As her Princeton University women’s volleyball team got off to a 3-7 start this season with four of the defeats coming in five-setters, Sabrina King felt uneasy.
“There were lots of nerves in those losses; we were also figuring out who our starters are,” said second-year Princeton head coach King.
“It was making me concerned. Last year, the five-setters were falling our way. Some of it is luck but some teams have the mental strength to pull out five-setters. I was wondering if this might not be our year.”
In its Ivy League opener at Penn in late September, though, Princeton was on the right side of a five-set marathon, beating the Quakers 26-28, 25-22, 14-25, 25-23, 15-13.
In King’s view, that victory showed that the Tigers could be a strong team.
“That is always a really intense game; mentally it did a lot of things for us,” said King.
“To win a five-setter, to win on the road, and to start the Ivy League with a win was big. We had played a match earlier that week and three of our starters were out with injuries. We didn’t know what to expect.”
The win started the Tigers on a winning streak as they ended up producing a 5-0 start in Ivy play coming into a showdown at fellow league leader and defending champion Yale last Friday.
As Princeton looked forward to that challenge, it realized it had to play a complete game to topple the Bulldogs.
“Yale has few weaknesses; we knew we had to play really well to beat them,” said King.
Princeton started out well, winning the first set 25-22 but Yale showed its championship pedigree, responding by winning the next three sets 25-22, 25-19, and 25-22 to post a 3-1 victory.
“We won the first set and were ahead late in the second but I could feel the tide turning,” recalled King, a 2001 Princeton alumna and former All-Ivy star for the women’s volleyball program during her college days.
“Volleyball is a game of momentum; I called two timeouts but we just didn’t have the mental edge.”
In King’s view, the defeat to the Bulldogs reinforced some important themes. “We need to play consistently; we can’t have lulls against a good team like that,” said King. “We have to keep focus through the whole set; that is something we have been working on.”
A day later, the Tigers showed a laser-like focus as they posted an impressive 25-17, 25-20, 25-14 victory at Brown.
“It felt like a completely different game,” said King, whose team improved to 9-8 overall and 6-1 Ivy with the victory over the Bears.
“We didn’t have a lot of time to mourn our loss and we took care of business. Brown can be excellent defensively; the ball keeps coming back at you. We had to be patient.”
Princeton has been getting excellent play all season long from senior star Lydia Rudnick, who leads the team in kills (233) and is second in digs (148).
“Lydia is an outstanding player,” asserted King of the two-time All-Ivy outside hitter.
“She is really a gamer; she wants the ball all the time. She has evolved as a player; she is trying to do more and work on being more successful consistently.”

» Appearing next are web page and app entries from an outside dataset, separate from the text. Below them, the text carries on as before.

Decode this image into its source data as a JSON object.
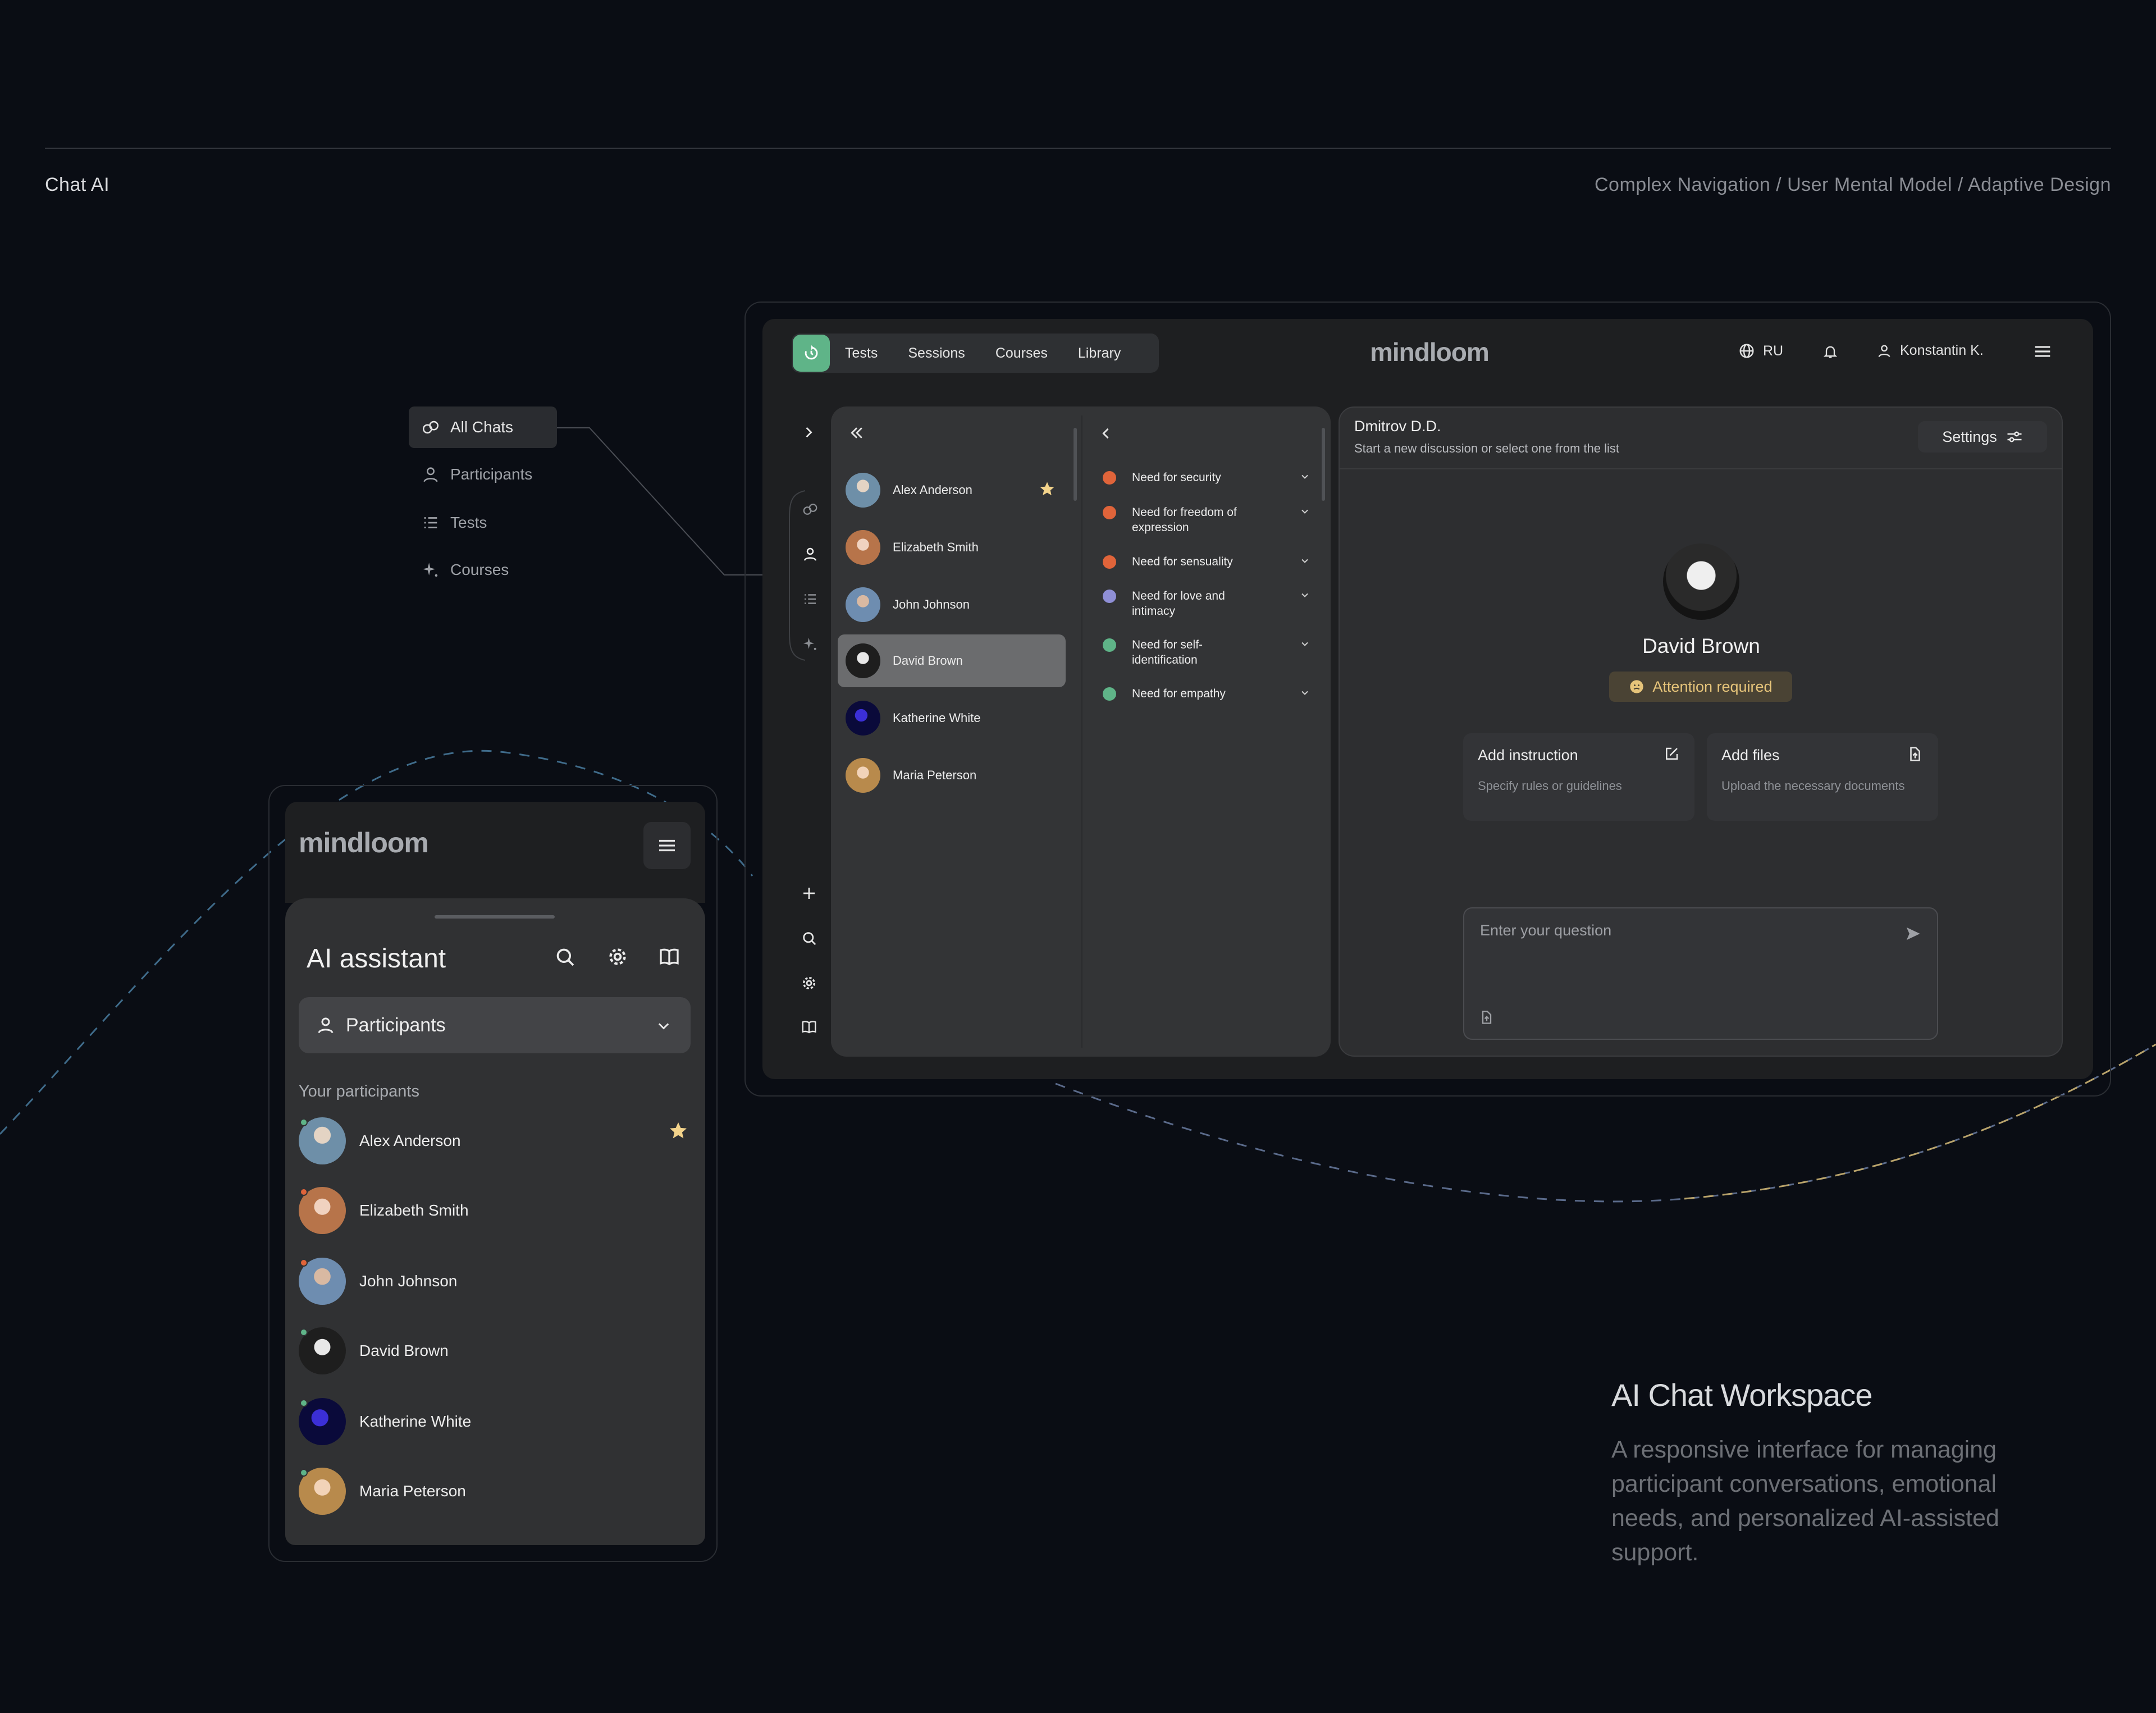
{
  "page": {
    "title": "Chat AI",
    "breadcrumb": "Complex Navigation / User Mental Model / Adaptive Design"
  },
  "floating_menu": {
    "items": [
      {
        "label": "All Chats",
        "icon": "chats-icon",
        "active": true
      },
      {
        "label": "Participants",
        "icon": "person-icon",
        "active": false
      },
      {
        "label": "Tests",
        "icon": "list-icon",
        "active": false
      },
      {
        "label": "Courses",
        "icon": "sparkle-icon",
        "active": false
      }
    ]
  },
  "desktop": {
    "nav_tabs": [
      "Tests",
      "Sessions",
      "Courses",
      "Library"
    ],
    "brand": "mindloom",
    "language": "RU",
    "user_name": "Konstantin K.",
    "participants": [
      {
        "name": "Alex Anderson",
        "starred": true,
        "active": false
      },
      {
        "name": "Elizabeth Smith",
        "starred": false,
        "active": false
      },
      {
        "name": "John Johnson",
        "starred": false,
        "active": false
      },
      {
        "name": "David Brown",
        "starred": false,
        "active": true
      },
      {
        "name": "Katherine White",
        "starred": false,
        "active": false
      },
      {
        "name": "Maria Peterson",
        "starred": false,
        "active": false
      }
    ],
    "needs": [
      {
        "line1": "Need for security",
        "line2": "",
        "status": "down",
        "color": "#e0643a"
      },
      {
        "line1": "Need for freedom of",
        "line2": "expression",
        "status": "down",
        "color": "#e0643a"
      },
      {
        "line1": "Need for sensuality",
        "line2": "",
        "status": "down",
        "color": "#e0643a"
      },
      {
        "line1": "Need for love and",
        "line2": "intimacy",
        "status": "neutral",
        "color": "#8f8fd6"
      },
      {
        "line1": "Need for self-",
        "line2": "identification",
        "status": "up",
        "color": "#5fb488"
      },
      {
        "line1": "Need for empathy",
        "line2": "",
        "status": "up",
        "color": "#5fb488"
      }
    ],
    "chat": {
      "name": "Dmitrov D.D.",
      "subtitle": "Start a new discussion or select one from the list",
      "settings_label": "Settings",
      "participant_name": "David Brown",
      "status_badge": "Attention required",
      "cards": [
        {
          "title": "Add instruction",
          "subtitle": "Specify rules or guidelines",
          "icon": "edit-icon"
        },
        {
          "title": "Add files",
          "subtitle": "Upload the necessary documents",
          "icon": "file-upload-icon"
        }
      ],
      "input_placeholder": "Enter your question"
    }
  },
  "mobile": {
    "brand": "mindloom",
    "title": "AI assistant",
    "select_value": "Participants",
    "section_label": "Your participants",
    "participants": [
      {
        "name": "Alex Anderson",
        "starred": true,
        "status_color": "#5fb488"
      },
      {
        "name": "Elizabeth Smith",
        "starred": false,
        "status_color": "#e0643a"
      },
      {
        "name": "John Johnson",
        "starred": false,
        "status_color": "#e0643a"
      },
      {
        "name": "David Brown",
        "starred": false,
        "status_color": "#5fb488"
      },
      {
        "name": "Katherine White",
        "starred": false,
        "status_color": "#5fb488"
      },
      {
        "name": "Maria Peterson",
        "starred": false,
        "status_color": "#5fb488"
      }
    ]
  },
  "caption": {
    "title": "AI Chat Workspace",
    "body": "A responsive interface for managing participant conversations, emotional needs, and personalized AI-assisted support."
  },
  "colors": {
    "background": "#0a0d14",
    "accent_green": "#5fb488",
    "warning": "#e6c47a",
    "star": "#f3d38b"
  }
}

The team’s sophomore players have become more consistent as well. “There is a ton of athleticism with that class; I didn’t recruit them but started with them last year so we developed a bond,” said King, whose star sophomores include Nicole Kincade, Tiana Woolridge, Sarah Hanna, and Ginny Willis. “They are great people and great athletes.”
With Kendall Peterkin (161 kills) and Sarah Daschbach (a team-high 226 digs) leading the way, Princeton’s group of freshmen have made an immediate impact.
“It is a talented class” asserted King. “They bring a lot to practices and games. They have a work hard attitude, there is no drama.”
With Princeton starting a critical five-game Ivy homestand, King doesn’t want to see too much drama.
“We have played really well at home; I hope it stays that way,” said King, whose team hosts Penn (9-9 overall, 4-3 Ivy) on October 19.
“We are talking about getting Yale at our place; I think we can do that. But we have to beat Penn, Harvard, Dartmouth, and Brown before we get to that. We can control our own destiny.”
In view of the pieces in place, Princeton’s destiny could be an Ivy championship.
“We do have a lot of good stuff,” said King. “This is a different type of team. It is an ensemble; it is not as distinct a lineup as last year. People are coming in off the bench and they are hungry to do well.”